- Opening Delimiter -
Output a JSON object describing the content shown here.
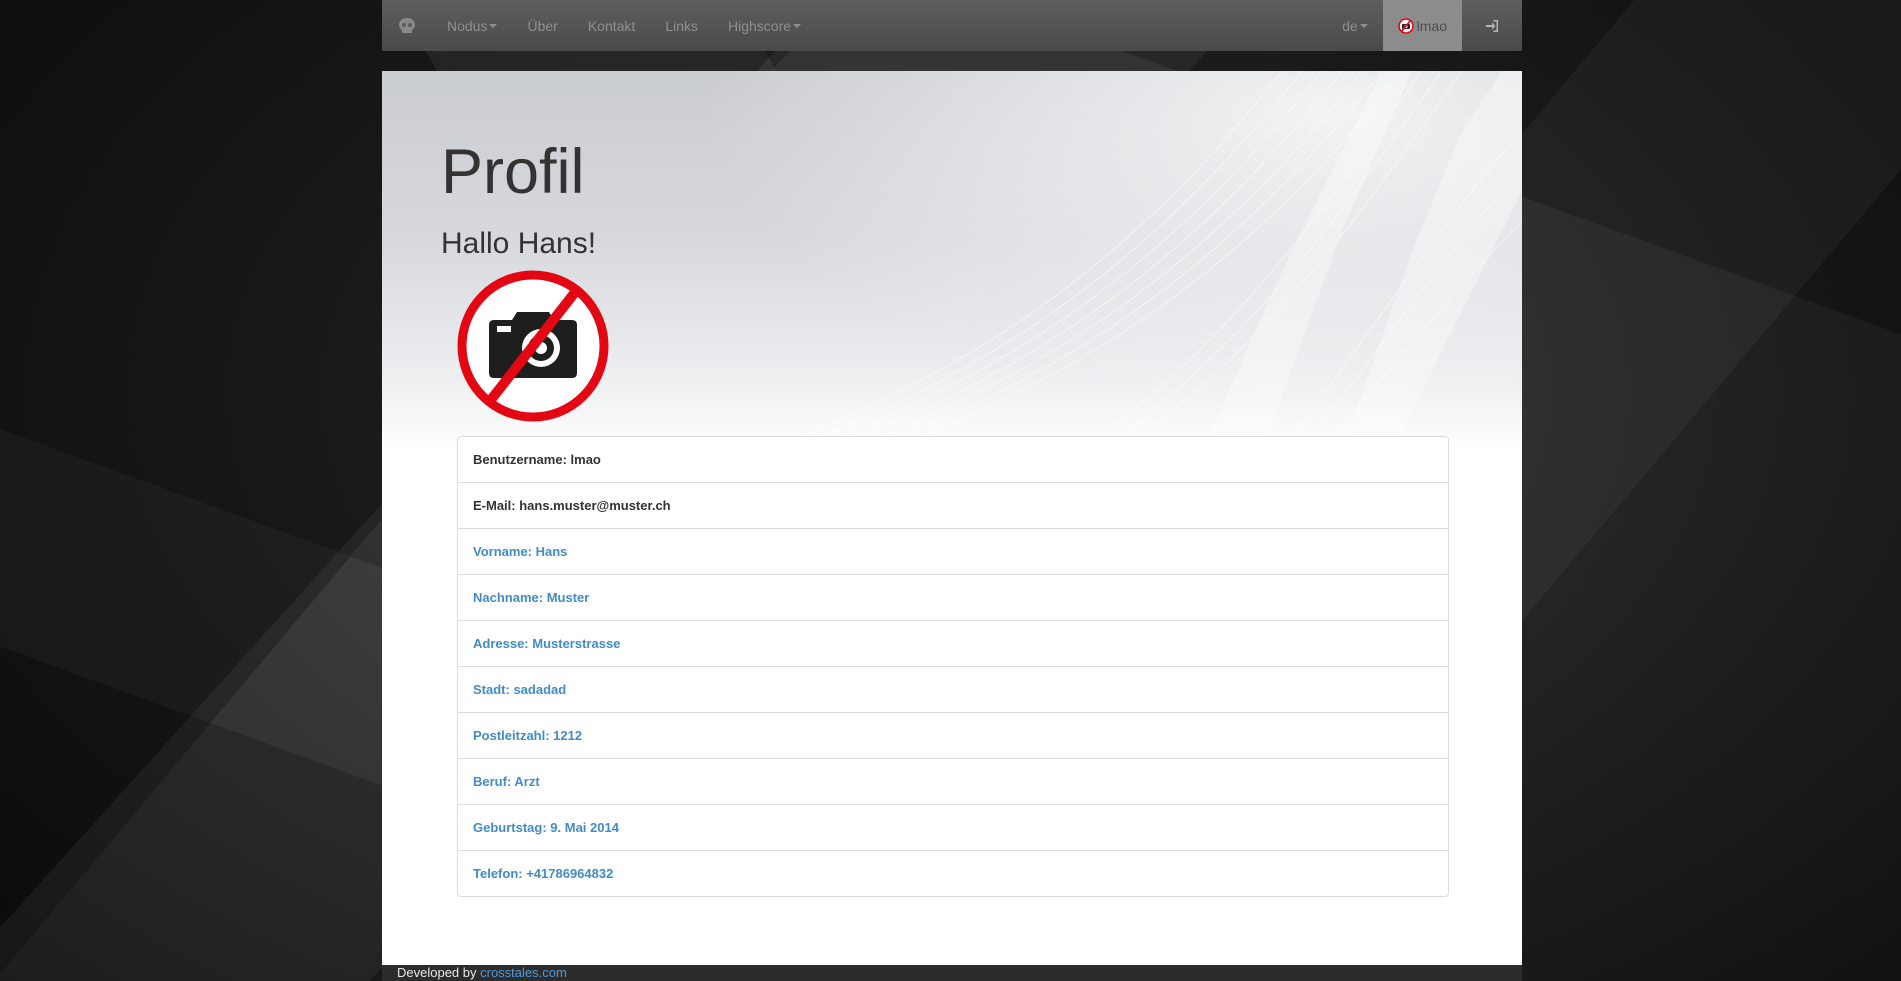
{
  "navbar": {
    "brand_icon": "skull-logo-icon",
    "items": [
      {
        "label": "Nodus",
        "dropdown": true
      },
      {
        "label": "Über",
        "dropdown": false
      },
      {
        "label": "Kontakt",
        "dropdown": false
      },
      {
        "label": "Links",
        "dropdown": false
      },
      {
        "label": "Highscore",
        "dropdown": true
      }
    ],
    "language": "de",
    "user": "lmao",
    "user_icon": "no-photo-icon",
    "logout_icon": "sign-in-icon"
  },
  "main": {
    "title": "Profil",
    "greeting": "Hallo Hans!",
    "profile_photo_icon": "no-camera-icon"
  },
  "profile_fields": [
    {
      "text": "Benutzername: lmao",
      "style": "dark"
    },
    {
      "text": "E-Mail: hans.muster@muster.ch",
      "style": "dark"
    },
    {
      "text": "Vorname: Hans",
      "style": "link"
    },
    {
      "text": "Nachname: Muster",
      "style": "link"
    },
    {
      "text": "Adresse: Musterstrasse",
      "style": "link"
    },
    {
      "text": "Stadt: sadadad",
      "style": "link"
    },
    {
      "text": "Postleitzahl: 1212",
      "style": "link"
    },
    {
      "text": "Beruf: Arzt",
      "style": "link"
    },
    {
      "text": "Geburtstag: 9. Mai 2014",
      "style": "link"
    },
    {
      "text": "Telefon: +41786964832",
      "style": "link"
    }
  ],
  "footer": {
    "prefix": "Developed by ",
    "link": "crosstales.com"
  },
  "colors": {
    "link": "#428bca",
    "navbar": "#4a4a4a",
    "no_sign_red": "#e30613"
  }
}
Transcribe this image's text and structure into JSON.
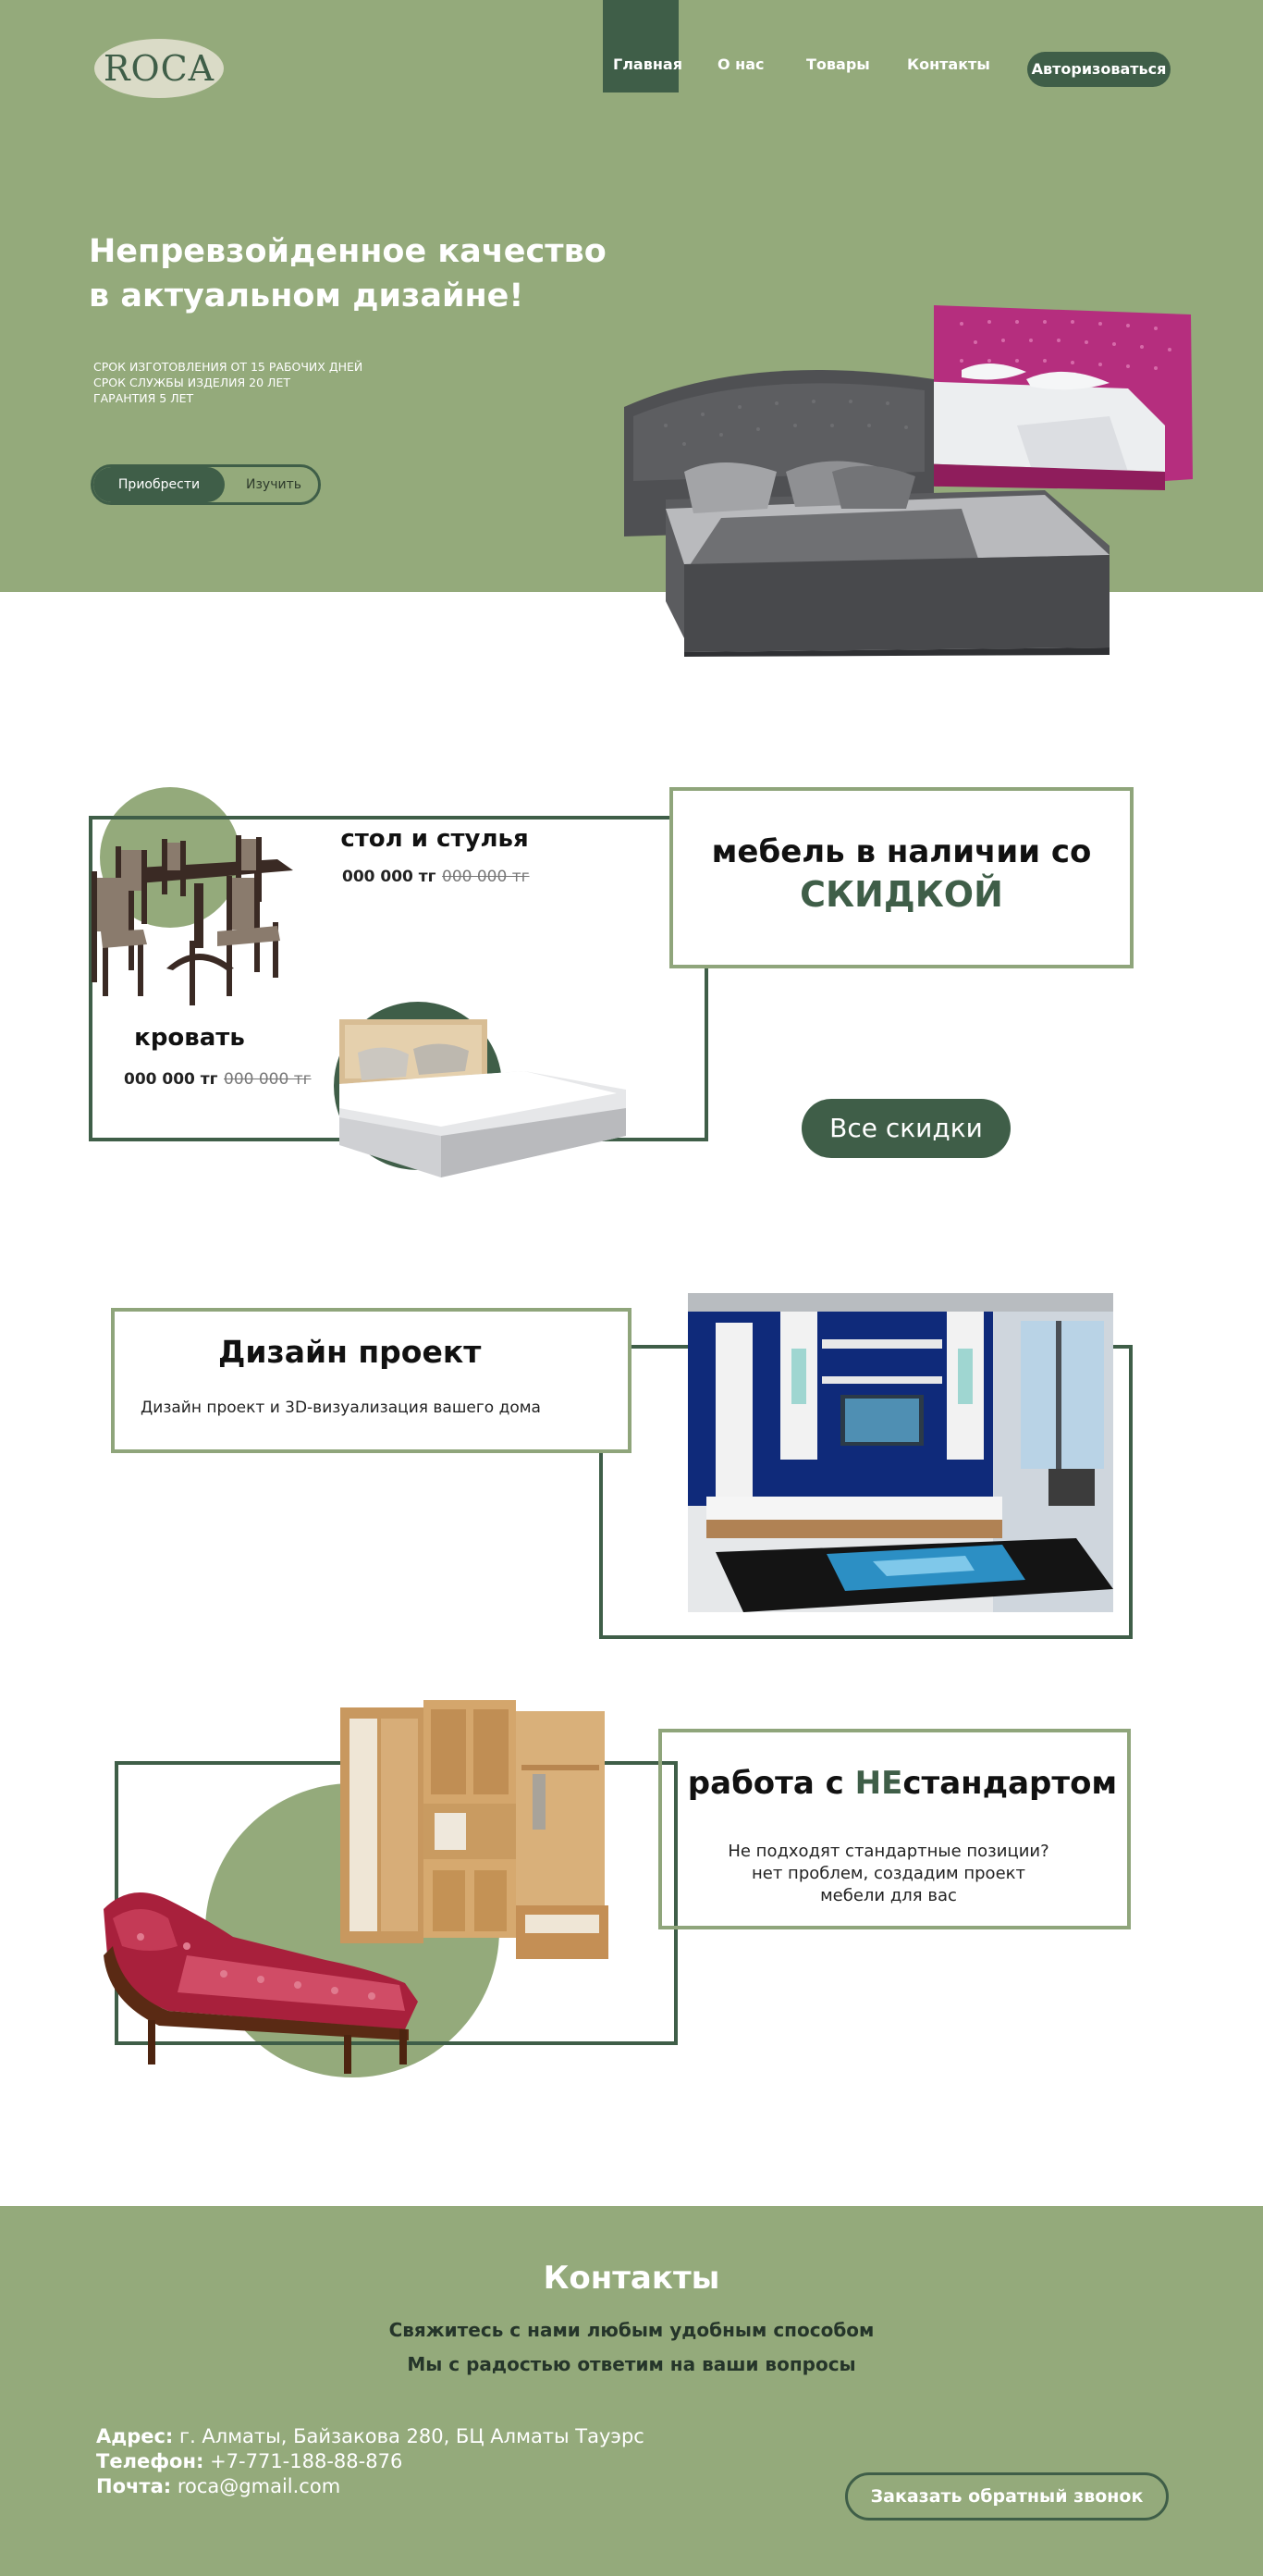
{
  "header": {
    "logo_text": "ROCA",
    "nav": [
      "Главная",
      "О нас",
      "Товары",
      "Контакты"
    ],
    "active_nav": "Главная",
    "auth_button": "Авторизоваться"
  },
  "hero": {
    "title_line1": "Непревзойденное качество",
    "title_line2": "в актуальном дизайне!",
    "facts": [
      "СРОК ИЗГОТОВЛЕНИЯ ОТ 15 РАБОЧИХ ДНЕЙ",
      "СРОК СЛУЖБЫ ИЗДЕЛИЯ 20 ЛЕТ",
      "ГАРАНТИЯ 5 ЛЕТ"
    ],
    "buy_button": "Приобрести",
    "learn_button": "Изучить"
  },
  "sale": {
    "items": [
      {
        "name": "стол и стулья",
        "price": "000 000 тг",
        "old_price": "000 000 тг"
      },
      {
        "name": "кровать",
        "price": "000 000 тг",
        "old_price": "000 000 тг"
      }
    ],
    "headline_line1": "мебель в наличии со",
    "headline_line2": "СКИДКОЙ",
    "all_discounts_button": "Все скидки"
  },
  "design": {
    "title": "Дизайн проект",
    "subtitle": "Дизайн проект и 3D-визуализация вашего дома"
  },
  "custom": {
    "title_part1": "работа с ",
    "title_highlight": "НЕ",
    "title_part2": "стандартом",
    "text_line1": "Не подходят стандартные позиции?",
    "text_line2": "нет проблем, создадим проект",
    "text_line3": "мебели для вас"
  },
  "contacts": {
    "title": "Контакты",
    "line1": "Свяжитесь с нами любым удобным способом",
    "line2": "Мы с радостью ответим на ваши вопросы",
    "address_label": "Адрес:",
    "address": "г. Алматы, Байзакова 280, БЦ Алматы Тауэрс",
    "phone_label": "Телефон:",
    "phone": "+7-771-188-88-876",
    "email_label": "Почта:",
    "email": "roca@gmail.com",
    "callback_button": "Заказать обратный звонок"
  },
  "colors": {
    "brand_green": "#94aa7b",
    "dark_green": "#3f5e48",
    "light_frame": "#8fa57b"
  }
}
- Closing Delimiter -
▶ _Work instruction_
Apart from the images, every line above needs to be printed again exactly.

▶ _Your solution_
Output a JSON object describing the content shown here.
{
  "navbar": {
    "brand_icon": "skull-logo-icon",
    "items": [
      {
        "label": "Nodus",
        "dropdown": true
      },
      {
        "label": "Über",
        "dropdown": false
      },
      {
        "label": "Kontakt",
        "dropdown": false
      },
      {
        "label": "Links",
        "dropdown": false
      },
      {
        "label": "Highscore",
        "dropdown": true
      }
    ],
    "language": "de",
    "user": "lmao",
    "user_icon": "no-photo-icon",
    "logout_icon": "sign-in-icon"
  },
  "main": {
    "title": "Profil",
    "greeting": "Hallo Hans!",
    "profile_photo_icon": "no-camera-icon"
  },
  "profile_fields": [
    {
      "text": "Benutzername: lmao",
      "style": "dark"
    },
    {
      "text": "E-Mail: hans.muster@muster.ch",
      "style": "dark"
    },
    {
      "text": "Vorname: Hans",
      "style": "link"
    },
    {
      "text": "Nachname: Muster",
      "style": "link"
    },
    {
      "text": "Adresse: Musterstrasse",
      "style": "link"
    },
    {
      "text": "Stadt: sadadad",
      "style": "link"
    },
    {
      "text": "Postleitzahl: 1212",
      "style": "link"
    },
    {
      "text": "Beruf: Arzt",
      "style": "link"
    },
    {
      "text": "Geburtstag: 9. Mai 2014",
      "style": "link"
    },
    {
      "text": "Telefon: +41786964832",
      "style": "link"
    }
  ],
  "footer": {
    "prefix": "Developed by ",
    "link": "crosstales.com"
  },
  "colors": {
    "link": "#428bca",
    "navbar": "#4a4a4a",
    "no_sign_red": "#e30613"
  }
}
Transcribe this image's text and structure into JSON.
{
  "header": {
    "logo_text": "ROCA",
    "nav": [
      "Главная",
      "О нас",
      "Товары",
      "Контакты"
    ],
    "active_nav": "Главная",
    "auth_button": "Авторизоваться"
  },
  "hero": {
    "title_line1": "Непревзойденное качество",
    "title_line2": "в актуальном дизайне!",
    "facts": [
      "СРОК ИЗГОТОВЛЕНИЯ ОТ 15 РАБОЧИХ ДНЕЙ",
      "СРОК СЛУЖБЫ ИЗДЕЛИЯ 20 ЛЕТ",
      "ГАРАНТИЯ 5 ЛЕТ"
    ],
    "buy_button": "Приобрести",
    "learn_button": "Изучить"
  },
  "sale": {
    "items": [
      {
        "name": "стол и стулья",
        "price": "000 000 тг",
        "old_price": "000 000 тг"
      },
      {
        "name": "кровать",
        "price": "000 000 тг",
        "old_price": "000 000 тг"
      }
    ],
    "headline_line1": "мебель в наличии со",
    "headline_line2": "СКИДКОЙ",
    "all_discounts_button": "Все скидки"
  },
  "design": {
    "title": "Дизайн проект",
    "subtitle": "Дизайн проект и 3D-визуализация вашего дома"
  },
  "custom": {
    "title_part1": "работа с ",
    "title_highlight": "НЕ",
    "title_part2": "стандартом",
    "text_line1": "Не подходят стандартные позиции?",
    "text_line2": "нет проблем, создадим проект",
    "text_line3": "мебели для вас"
  },
  "contacts": {
    "title": "Контакты",
    "line1": "Свяжитесь с нами любым удобным способом",
    "line2": "Мы с радостью ответим на ваши вопросы",
    "address_label": "Адрес:",
    "address": "г. Алматы, Байзакова 280, БЦ Алматы Тауэрс",
    "phone_label": "Телефон:",
    "phone": "+7-771-188-88-876",
    "email_label": "Почта:",
    "email": "roca@gmail.com",
    "callback_button": "Заказать обратный звонок"
  },
  "colors": {
    "brand_green": "#94aa7b",
    "dark_green": "#3f5e48",
    "light_frame": "#8fa57b"
  }
}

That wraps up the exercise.